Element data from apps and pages
=== Section Start ===
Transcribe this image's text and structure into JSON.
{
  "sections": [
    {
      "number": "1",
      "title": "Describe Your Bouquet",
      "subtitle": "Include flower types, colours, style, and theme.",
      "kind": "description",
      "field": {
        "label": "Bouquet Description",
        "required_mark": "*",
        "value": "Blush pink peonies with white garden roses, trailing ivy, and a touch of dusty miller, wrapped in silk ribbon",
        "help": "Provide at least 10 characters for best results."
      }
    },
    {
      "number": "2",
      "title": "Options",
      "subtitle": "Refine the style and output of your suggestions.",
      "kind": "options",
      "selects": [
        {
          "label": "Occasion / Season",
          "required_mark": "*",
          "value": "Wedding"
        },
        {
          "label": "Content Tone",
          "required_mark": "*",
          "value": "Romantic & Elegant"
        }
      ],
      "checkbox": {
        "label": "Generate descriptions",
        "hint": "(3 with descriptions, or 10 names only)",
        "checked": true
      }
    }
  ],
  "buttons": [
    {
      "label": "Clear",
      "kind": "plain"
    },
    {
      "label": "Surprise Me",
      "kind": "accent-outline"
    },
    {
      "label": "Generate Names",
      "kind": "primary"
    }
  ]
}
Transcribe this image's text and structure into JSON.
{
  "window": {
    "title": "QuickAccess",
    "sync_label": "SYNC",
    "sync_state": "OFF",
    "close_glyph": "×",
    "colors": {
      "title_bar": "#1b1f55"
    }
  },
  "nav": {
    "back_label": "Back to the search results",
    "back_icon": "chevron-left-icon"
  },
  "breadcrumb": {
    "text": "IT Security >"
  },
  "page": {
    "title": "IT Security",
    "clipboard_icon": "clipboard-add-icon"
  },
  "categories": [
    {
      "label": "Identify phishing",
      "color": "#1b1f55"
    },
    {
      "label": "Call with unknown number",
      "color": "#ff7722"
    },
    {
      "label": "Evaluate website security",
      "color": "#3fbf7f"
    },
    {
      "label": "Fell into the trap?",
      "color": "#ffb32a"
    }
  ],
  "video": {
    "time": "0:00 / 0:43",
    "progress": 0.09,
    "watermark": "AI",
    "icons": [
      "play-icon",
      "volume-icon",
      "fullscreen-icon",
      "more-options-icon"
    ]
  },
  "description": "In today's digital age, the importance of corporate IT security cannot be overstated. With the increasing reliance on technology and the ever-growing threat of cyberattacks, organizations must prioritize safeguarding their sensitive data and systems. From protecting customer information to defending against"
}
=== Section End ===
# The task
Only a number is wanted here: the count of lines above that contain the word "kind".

# Solution to the problem
5